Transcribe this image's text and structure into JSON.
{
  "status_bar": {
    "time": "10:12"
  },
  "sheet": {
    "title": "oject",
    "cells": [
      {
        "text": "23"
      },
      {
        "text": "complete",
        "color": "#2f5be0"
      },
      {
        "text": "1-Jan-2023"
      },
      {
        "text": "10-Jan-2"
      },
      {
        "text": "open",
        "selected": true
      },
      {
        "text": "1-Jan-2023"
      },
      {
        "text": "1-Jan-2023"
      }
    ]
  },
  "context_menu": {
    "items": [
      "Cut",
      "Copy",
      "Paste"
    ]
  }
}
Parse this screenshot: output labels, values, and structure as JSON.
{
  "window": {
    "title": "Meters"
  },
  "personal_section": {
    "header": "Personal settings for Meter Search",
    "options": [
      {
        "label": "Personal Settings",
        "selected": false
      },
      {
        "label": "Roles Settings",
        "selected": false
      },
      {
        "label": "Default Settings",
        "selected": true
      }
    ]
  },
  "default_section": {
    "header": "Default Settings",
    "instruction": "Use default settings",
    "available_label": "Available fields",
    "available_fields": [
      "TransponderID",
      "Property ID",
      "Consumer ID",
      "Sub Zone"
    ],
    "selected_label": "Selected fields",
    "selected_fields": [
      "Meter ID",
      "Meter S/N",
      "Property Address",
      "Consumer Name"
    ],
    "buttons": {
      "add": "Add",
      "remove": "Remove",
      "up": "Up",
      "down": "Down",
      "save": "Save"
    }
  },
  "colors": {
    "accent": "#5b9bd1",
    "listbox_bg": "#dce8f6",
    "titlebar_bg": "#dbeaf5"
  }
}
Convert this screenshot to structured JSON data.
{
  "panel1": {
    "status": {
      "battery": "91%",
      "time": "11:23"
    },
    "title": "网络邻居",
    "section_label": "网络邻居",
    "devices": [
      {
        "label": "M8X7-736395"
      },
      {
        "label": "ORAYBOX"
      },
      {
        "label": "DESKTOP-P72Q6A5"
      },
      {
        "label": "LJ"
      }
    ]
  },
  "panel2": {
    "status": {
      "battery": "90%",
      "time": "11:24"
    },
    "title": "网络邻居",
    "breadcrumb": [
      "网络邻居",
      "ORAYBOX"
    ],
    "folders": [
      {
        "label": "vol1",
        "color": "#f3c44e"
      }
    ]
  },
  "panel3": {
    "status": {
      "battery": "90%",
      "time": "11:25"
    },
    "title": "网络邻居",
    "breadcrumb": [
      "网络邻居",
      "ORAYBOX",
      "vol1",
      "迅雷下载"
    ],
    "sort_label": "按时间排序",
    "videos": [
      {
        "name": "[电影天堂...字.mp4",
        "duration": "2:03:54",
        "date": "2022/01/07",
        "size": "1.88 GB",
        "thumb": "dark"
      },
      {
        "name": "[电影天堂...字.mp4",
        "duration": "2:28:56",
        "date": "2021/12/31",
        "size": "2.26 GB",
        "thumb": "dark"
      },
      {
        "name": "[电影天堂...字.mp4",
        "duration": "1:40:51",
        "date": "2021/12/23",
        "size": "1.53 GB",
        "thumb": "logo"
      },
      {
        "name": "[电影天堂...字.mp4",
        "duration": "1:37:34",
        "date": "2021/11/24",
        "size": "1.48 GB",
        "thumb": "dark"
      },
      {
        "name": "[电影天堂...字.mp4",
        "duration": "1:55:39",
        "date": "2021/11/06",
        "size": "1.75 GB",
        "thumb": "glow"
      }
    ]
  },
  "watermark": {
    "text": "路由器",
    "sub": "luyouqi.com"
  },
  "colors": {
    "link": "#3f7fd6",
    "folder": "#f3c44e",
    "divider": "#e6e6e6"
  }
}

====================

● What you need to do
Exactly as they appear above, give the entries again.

● Your solution
Transcribe this image's text and structure into JSON.
{
  "status_bar": {
    "time": "10:12"
  },
  "sheet": {
    "title": "oject",
    "cells": [
      {
        "text": "23"
      },
      {
        "text": "complete",
        "color": "#2f5be0"
      },
      {
        "text": "1-Jan-2023"
      },
      {
        "text": "10-Jan-2"
      },
      {
        "text": "open",
        "selected": true
      },
      {
        "text": "1-Jan-2023"
      },
      {
        "text": "1-Jan-2023"
      }
    ]
  },
  "context_menu": {
    "items": [
      "Cut",
      "Copy",
      "Paste"
    ]
  }
}
Parse this screenshot: output labels, values, and structure as JSON.
{
  "window": {
    "title": "Meters"
  },
  "personal_section": {
    "header": "Personal settings for Meter Search",
    "options": [
      {
        "label": "Personal Settings",
        "selected": false
      },
      {
        "label": "Roles Settings",
        "selected": false
      },
      {
        "label": "Default Settings",
        "selected": true
      }
    ]
  },
  "default_section": {
    "header": "Default Settings",
    "instruction": "Use default settings",
    "available_label": "Available fields",
    "available_fields": [
      "TransponderID",
      "Property ID",
      "Consumer ID",
      "Sub Zone"
    ],
    "selected_label": "Selected fields",
    "selected_fields": [
      "Meter ID",
      "Meter S/N",
      "Property Address",
      "Consumer Name"
    ],
    "buttons": {
      "add": "Add",
      "remove": "Remove",
      "up": "Up",
      "down": "Down",
      "save": "Save"
    }
  },
  "colors": {
    "accent": "#5b9bd1",
    "listbox_bg": "#dce8f6",
    "titlebar_bg": "#dbeaf5"
  }
}
Convert this screenshot to structured JSON data.
{
  "panel1": {
    "status": {
      "battery": "91%",
      "time": "11:23"
    },
    "title": "网络邻居",
    "section_label": "网络邻居",
    "devices": [
      {
        "label": "M8X7-736395"
      },
      {
        "label": "ORAYBOX"
      },
      {
        "label": "DESKTOP-P72Q6A5"
      },
      {
        "label": "LJ"
      }
    ]
  },
  "panel2": {
    "status": {
      "battery": "90%",
      "time": "11:24"
    },
    "title": "网络邻居",
    "breadcrumb": [
      "网络邻居",
      "ORAYBOX"
    ],
    "folders": [
      {
        "label": "vol1",
        "color": "#f3c44e"
      }
    ]
  },
  "panel3": {
    "status": {
      "battery": "90%",
      "time": "11:25"
    },
    "title": "网络邻居",
    "breadcrumb": [
      "网络邻居",
      "ORAYBOX",
      "vol1",
      "迅雷下载"
    ],
    "sort_label": "按时间排序",
    "videos": [
      {
        "name": "[电影天堂...字.mp4",
        "duration": "2:03:54",
        "date": "2022/01/07",
        "size": "1.88 GB",
        "thumb": "dark"
      },
      {
        "name": "[电影天堂...字.mp4",
        "duration": "2:28:56",
        "date": "2021/12/31",
        "size": "2.26 GB",
        "thumb": "dark"
      },
      {
        "name": "[电影天堂...字.mp4",
        "duration": "1:40:51",
        "date": "2021/12/23",
        "size": "1.53 GB",
        "thumb": "logo"
      },
      {
        "name": "[电影天堂...字.mp4",
        "duration": "1:37:34",
        "date": "2021/11/24",
        "size": "1.48 GB",
        "thumb": "dark"
      },
      {
        "name": "[电影天堂...字.mp4",
        "duration": "1:55:39",
        "date": "2021/11/06",
        "size": "1.75 GB",
        "thumb": "glow"
      }
    ]
  },
  "watermark": {
    "text": "路由器",
    "sub": "luyouqi.com"
  },
  "colors": {
    "link": "#3f7fd6",
    "folder": "#f3c44e",
    "divider": "#e6e6e6"
  }
}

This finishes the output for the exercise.